Backed by the findings of a new report, UNICEF is now urging governments to introduce or expand their own child benefit programs — and to make them universal and unconditional.
Universal child benefits — or UCBs — are the lifeline families need now more than ever, UNICEF argues, as the economic impacts of COVID-19 threaten to undo years of progress against poverty.
Because UCBs provide cash benefits to families with children regardless of a family’s income, they help to narrow existing coverage gaps and fulfill a child’s right to social protection. Families are not typically required to meet specified conditions before receiving the benefit, nor must they contribute to it.
Evidence that cash benefits work
By reducing deprivation, UCBs improve children's overall well-being, health, education, food security, productivity and ability to contribute to their societies and economies when they reach adulthood. Families that receive child benefits are more able to access health care and send their children to school. They are less likely to rely on child labor or suffer from debilitating stress that can lead to domestic strife and violence.
The report, Universal child benefits: Policy issues and options — a joint release by UNICEF and the Overseas Development Institute (ODI) — is a detailed exploration of these and other advantages as well as the practical considerations of the approach. The findings are the culmination of a nearly two-year effort to study UCBs, and to support and promote informed debate and decision making regarding cash transfers.
From this effort, UNICEF and ODI found that UCBs provided to children in middle-income countries at a cost of just 1 percent of GDP would lead to a 20 percent decline in poverty across the entire populations.
And yet only one in 10 countries in the world offer them.
As UNICEF points out, some 385 million children around the world already live in extreme poverty, struggling to survive on $1.90 a day or less.

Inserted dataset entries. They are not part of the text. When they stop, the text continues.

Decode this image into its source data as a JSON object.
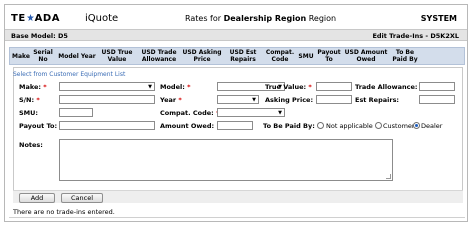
{
  "header": {
    "brand": "TEXADA",
    "app_name": "iQuote",
    "title_prefix": "Rates for ",
    "title_bold": "Dealership Region",
    "title_suffix": " Region",
    "system_label": "SYSTEM"
  },
  "infobar": {
    "base_model": "Base Model: D5",
    "edit_label": "Edit Trade-Ins - D5K2XL"
  },
  "table": {
    "columns": [
      {
        "label": "Make"
      },
      {
        "label": "Serial No"
      },
      {
        "label": "Model Year"
      },
      {
        "label": "USD True Value"
      },
      {
        "label": "USD Trade Allowance"
      },
      {
        "label": "USD Asking Price"
      },
      {
        "label": "USD Est Repairs"
      },
      {
        "label": "Compat. Code"
      },
      {
        "label": "SMU"
      },
      {
        "label": "Payout To"
      },
      {
        "label": "USD Amount Owed"
      },
      {
        "label": "To Be Paid By"
      }
    ]
  },
  "form": {
    "select_link": "Select from Customer Equipment List",
    "make_label": "Make:",
    "model_label": "Model:",
    "true_value_label": "True Value:",
    "trade_allowance_label": "Trade Allowance:",
    "sn_label": "S/N:",
    "year_label": "Year",
    "asking_price_label": "Asking Price:",
    "est_repairs_label": "Est Repairs:",
    "smu_label": "SMU:",
    "compat_code_label": "Compat. Code:",
    "payout_to_label": "Payout To:",
    "amount_owed_label": "Amount Owed:",
    "to_be_paid_by_label": "To Be Paid By:",
    "paid_by_options": [
      {
        "label": "Not applicable",
        "selected": false
      },
      {
        "label": "Customer",
        "selected": false
      },
      {
        "label": "Dealer",
        "selected": true
      }
    ],
    "notes_label": "Notes:",
    "required_marker": "*",
    "dropdown_caret": "▼"
  },
  "buttons": {
    "add": "Add",
    "cancel": "Cancel"
  },
  "status": {
    "message": "There are no trade-ins entered."
  },
  "colors": {
    "header_row": "#d3ddeb",
    "link": "#3a6cb5",
    "required": "#d40000",
    "brand_star": "#2a5db0"
  }
}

Falling into poverty during childhood can have lasting effects. Rarely does a child get a second chance at an education or a healthy start in life.
Before COVID-19, children were already more than twice as likely as adults to live in extreme poverty, and now the economic fallout from the pandemic threatens to hit them the hardest.

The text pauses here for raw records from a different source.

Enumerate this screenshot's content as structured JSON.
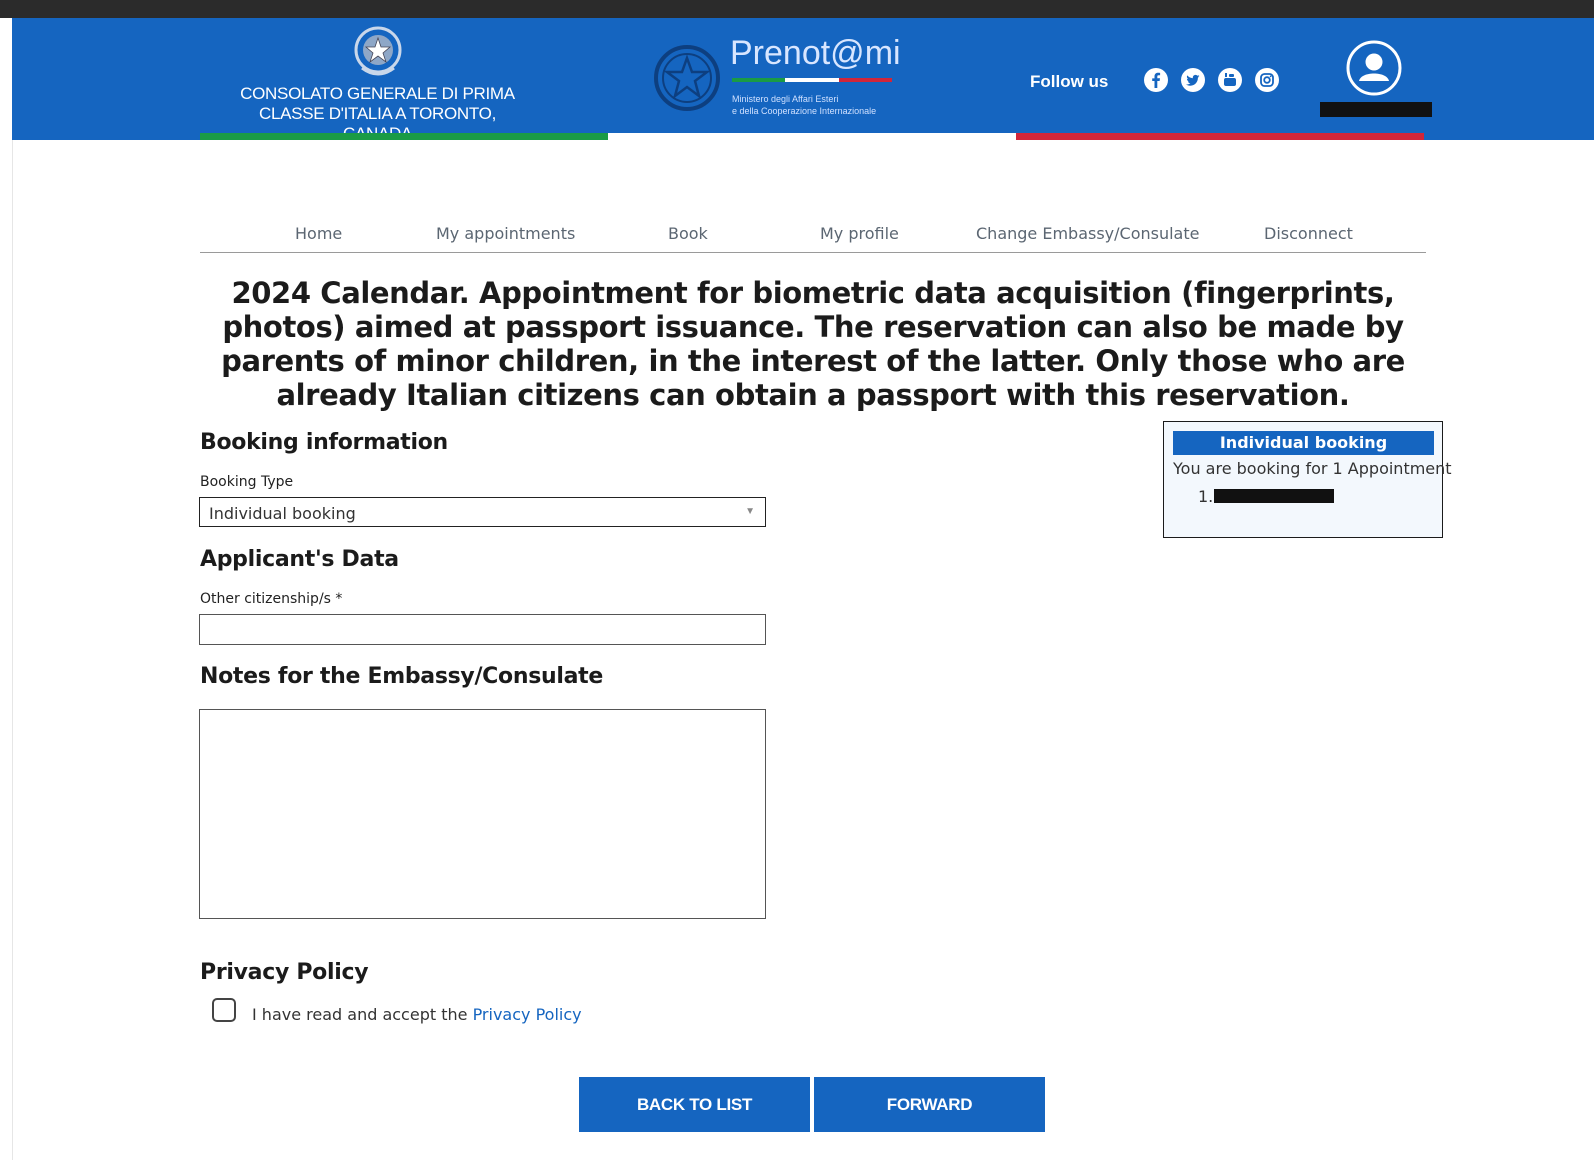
{
  "header": {
    "consulate_name": "CONSOLATO GENERALE DI PRIMA CLASSE D'ITALIA A TORONTO, CANADA",
    "brand_title": "Prenot@mi",
    "brand_subtitle_line1": "Ministero degli Affari Esteri",
    "brand_subtitle_line2": "e della Cooperazione Internazionale",
    "follow_label": "Follow us",
    "social_icons": [
      "facebook-icon",
      "twitter-icon",
      "youtube-icon",
      "instagram-icon"
    ],
    "colors": {
      "primary": "#1565c0",
      "flag_green": "#1a9b45",
      "flag_white": "#ffffff",
      "flag_red": "#d1263a"
    }
  },
  "nav": {
    "items": [
      {
        "label": "Home"
      },
      {
        "label": "My appointments"
      },
      {
        "label": "Book"
      },
      {
        "label": "My profile"
      },
      {
        "label": "Change Embassy/Consulate"
      },
      {
        "label": "Disconnect"
      }
    ]
  },
  "page_title": "2024 Calendar. Appointment for biometric data acquisition (fingerprints, photos) aimed at passport issuance. The reservation can also be made by parents of minor children, in the interest of the latter. Only those who are already Italian citizens can obtain a passport with this reservation.",
  "booking": {
    "section_title": "Booking information",
    "type_label": "Booking Type",
    "type_value": "Individual booking"
  },
  "applicant": {
    "section_title": "Applicant's Data",
    "citizenship_label": "Other citizenship/s *",
    "citizenship_value": ""
  },
  "notes": {
    "section_title": "Notes for the Embassy/Consulate",
    "value": ""
  },
  "summary": {
    "header": "Individual booking",
    "text": "You are booking for 1 Appointment",
    "item_number": "1."
  },
  "privacy": {
    "section_title": "Privacy Policy",
    "checkbox_text": "I have read and accept the",
    "link_text": "Privacy Policy"
  },
  "buttons": {
    "back": "BACK TO LIST",
    "forward": "FORWARD"
  }
}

There are other reasons to universalize benefits rather than provide them to a select group or attach conditions. UCBs:
- avoid burdensome red tape and clerical errors that may inadvertently exclude eligible families
- erase any potential stigma associated with being a recipient
- are easier to scale up in an emergency
Researchers found no evidence that UCBs encourage people to stop working in paid jobs. Rather, the cash transfers help parents manage the demands of employment and meet their families' needs.
“Investing in children not only changes their lives but yields high dividends for their communities and for society as a whole,” UNICEF Executive Director Henrietta Fore said.
"Now more than ever, as the economic fallout of COVID-19 threatens to roll back years of progress in reducing poverty, universal child benefits can be a lifeline. They can protect vulnerable families from deepening levels of poverty and deprivation, and can save countries from catastrophic societal and economic impacts.”
As part of its call to action, UNICEF stands ready to work with governments to assist with legislation, policy and financing considerations. UNICEF already works in over 100 countries helping to develop or strengthen their social protection systems and to expand their coverage to reach the most disadvantaged children and adolescents.
Top photo: Clinton, 8 months old, of Tusenke, Gwenbe district, Zambia. Clinton's mother and grandmother receive support through a UNICEF emergency cash transfer program that helps families who are food insecure due to the country's prolonged drought. © UNICEF/UNI297240/Schermbrucker